I regret nothing!

Comment Figures (Score 2, Interesting) 131

Memorex make some of the better DVDRs I've used in the UK. I presume they sell the same ones in the USA.

Toshiba, OTOH, sell expensive ones that don't seem to last quite so long.

I presume therefore that it is cheaper to file a lawsuit in the US these days than it is to invest in R&D.

Comment Could you patent pop? (Score 1, Interesting) 294

This actually leads me to consider whether a record company or similar could file a patent on a pop group they artificially injected into mainstream, and what the concequences of that would be.

Or indeed to file a patent on the concept of a "manufactured" pop group. Would other record companies be prepared to admit that they have effectively created groups from nothing in order to claim prior art and stop the patent in the first place?

Comment Three months! (Score 0, Troll) 414

You all seem to be missing the point that MS will start shutting down your computer every two hours three months *before* your trial period expires.

So what this means is that Microsoft is exercising its power to turn off your computer at will while you are still within the period in which you are entitled to be using it.

Start turning the PC off afterwards, sure. But not before.

Continuing the trend of poor analogies: that's like them kicking you out of your rent-free house twelve times a day for a quarter of your tenancy period.

Comment Queen Linux (Score 0) 261

Isn't the most logical Linux birthday when Linus first posted his code for others to improve upon? If memory serves me correctly it was a Usenet post?

Let's have today as Linux's official birthday, and this suggestion as Linux's actual birthday.

Then we get to celebrate twice, like the queen.

Comment Re:"Release early, release often" (Score 0, Flamebait) 261

This seems debatable.
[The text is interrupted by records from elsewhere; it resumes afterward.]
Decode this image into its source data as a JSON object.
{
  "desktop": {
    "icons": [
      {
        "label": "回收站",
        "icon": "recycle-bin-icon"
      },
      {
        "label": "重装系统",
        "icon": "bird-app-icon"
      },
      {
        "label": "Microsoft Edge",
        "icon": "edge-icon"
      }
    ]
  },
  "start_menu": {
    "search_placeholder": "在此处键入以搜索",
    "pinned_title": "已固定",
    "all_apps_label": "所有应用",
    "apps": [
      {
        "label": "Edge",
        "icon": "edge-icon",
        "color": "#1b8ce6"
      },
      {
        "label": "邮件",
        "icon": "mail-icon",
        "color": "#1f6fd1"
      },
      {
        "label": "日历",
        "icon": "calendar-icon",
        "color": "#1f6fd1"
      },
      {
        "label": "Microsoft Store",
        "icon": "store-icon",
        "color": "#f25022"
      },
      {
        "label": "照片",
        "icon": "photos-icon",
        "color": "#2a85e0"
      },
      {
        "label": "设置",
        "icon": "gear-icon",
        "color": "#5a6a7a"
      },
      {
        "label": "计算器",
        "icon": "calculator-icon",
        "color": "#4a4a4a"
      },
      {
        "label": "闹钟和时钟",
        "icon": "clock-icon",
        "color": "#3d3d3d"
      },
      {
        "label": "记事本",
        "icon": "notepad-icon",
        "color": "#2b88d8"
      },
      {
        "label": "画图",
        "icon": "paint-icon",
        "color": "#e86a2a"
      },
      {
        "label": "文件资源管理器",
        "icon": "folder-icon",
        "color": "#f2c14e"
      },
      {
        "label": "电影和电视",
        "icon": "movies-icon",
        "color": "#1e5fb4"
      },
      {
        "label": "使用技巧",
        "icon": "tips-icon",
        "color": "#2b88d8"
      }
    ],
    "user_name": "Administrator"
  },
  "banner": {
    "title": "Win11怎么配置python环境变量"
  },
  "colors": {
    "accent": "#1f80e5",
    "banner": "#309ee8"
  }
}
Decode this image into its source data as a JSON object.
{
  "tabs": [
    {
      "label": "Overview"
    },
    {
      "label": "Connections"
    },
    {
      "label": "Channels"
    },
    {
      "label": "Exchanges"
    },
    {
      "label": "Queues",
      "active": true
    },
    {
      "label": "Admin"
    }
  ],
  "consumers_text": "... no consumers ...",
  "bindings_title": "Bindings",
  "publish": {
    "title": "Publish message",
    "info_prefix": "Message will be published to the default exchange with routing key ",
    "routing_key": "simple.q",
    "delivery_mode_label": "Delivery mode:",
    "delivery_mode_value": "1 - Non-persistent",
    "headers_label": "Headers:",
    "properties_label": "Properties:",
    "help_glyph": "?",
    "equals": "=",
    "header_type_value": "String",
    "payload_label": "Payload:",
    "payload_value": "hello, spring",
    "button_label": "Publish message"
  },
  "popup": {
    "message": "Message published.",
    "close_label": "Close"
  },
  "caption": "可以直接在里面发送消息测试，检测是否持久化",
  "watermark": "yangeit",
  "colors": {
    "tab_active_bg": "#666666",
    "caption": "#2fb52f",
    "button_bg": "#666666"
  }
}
I would consider any operating system that periodically required a reboot, had security holes and was notorious for crashing to come under the heading of 'not working'.

This is why we have release versions. 1.0 means "it works now". A version of 1 means "might go wrong".

What version is Vista, then, given that it "might go wrong"?

Slashdot Top Deals

Enzymes are things invented by biologists that explain things which otherwise require harder thinking. -- Jerome Lettvin